Communication is really important. Having a laboratory flagging system that highlights to the haematologist in the hospital that there are abnormal results is key. One of the things that I can do from that is either pick up the telephone or email my colleague and say, ‘Look, this result has been picked up, they’ve got a mild kidney injury. I think that’s relevant. Do you want us to come and see your patient on the ward?’. No one ever says, “Don’t come”. They’re always delighted that you’ve picked it up. Equally, GPs really appreciate that communication. Our laboratory often phones the GPs directly to say, ”This patient needs to be referred under the two-week rule” or, “This patient needs to have an urgent appointment”.
The Myeloma UK website is very useful. It has a wealth of information for healthcare professionals and nurses and it’s also very accessible for patients. The Myeloma UK Infodays are also very informative and allow patients to discuss their disease with other patients and network, which is very important.
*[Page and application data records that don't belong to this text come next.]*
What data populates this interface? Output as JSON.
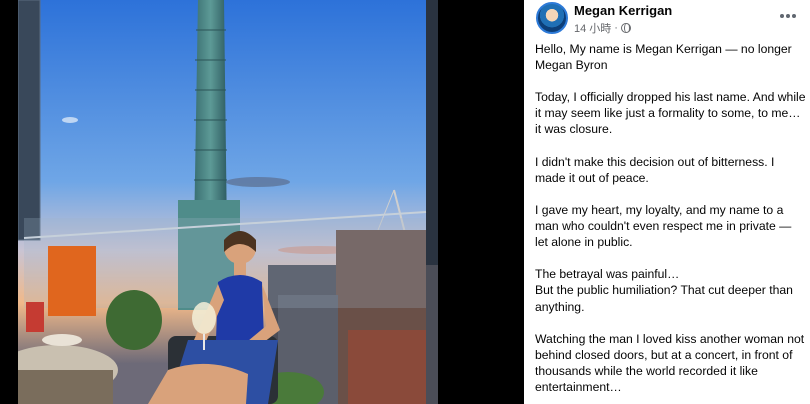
{
  "post": {
    "author": "Megan Kerrigan",
    "timestamp": "14 小時",
    "paragraphs": [
      "Hello, My name is Megan Kerrigan — no longer Megan Byron",
      "Today, I officially dropped his last name. And while it may seem like just a formality to some, to me… it was closure.",
      "I didn't make this decision out of bitterness. I made it out of peace.",
      "I gave my heart, my loyalty, and my name to a man who couldn't even respect me in private — let alone in public.",
      "The betrayal was painful…\nBut the public humiliation? That cut deeper than anything.",
      "Watching the man I loved kiss another woman not behind closed doors, but at a concert, in front of thousands while the world recorded it like entertainment…"
    ]
  },
  "icons": {
    "audience": "globe-icon",
    "more": "more-options-icon",
    "avatar": "profile-avatar"
  },
  "colors": {
    "author_text": "#050505",
    "meta_text": "#65676b",
    "panel_bg": "#ffffff",
    "backdrop": "#000000"
  }
}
We developed the Early Diagnosis Steering Committee five years ago and the main focus is to improve myeloma diagnosis. We divided it into subgroups working on guidelines, follow-up and management, and clinical practice. There’s a number of strands but the overall remit is to try and work out ways in which we can start to chip away at this delay in diagnosis. There isn’t going to be one solution, there’s going to be multiple solutions to try and bring that delay down. It’s going to take quite a lot of work and development.
All the education tools around GPs, the GP Myeloma Diagnostic Tool, the Myeloma and MGUS GP guide and the Macmillan 10 top tips. It’s all ongoing but that’s quite a big component of what we’ve done so far. There are also plans for a laboratory-based excellence programme, similar to the Myeloma UK Clinical Service Excellence Programme (CSEP) to promote best practice and get the best diagnostic pathway for patients. And there’s the work we did with Costello Medical to highlight the healthcare cost of delayed myeloma diagnosis in the UK. One of the difficulties to changing clinical practice is trying to understand and show the impact of a delayed diagnosis in terms of health economics. At the moment, we’re trying to see if we can get some large datasets to further populate this health economic model to better illustrate the financial cost of delayed diagnosis.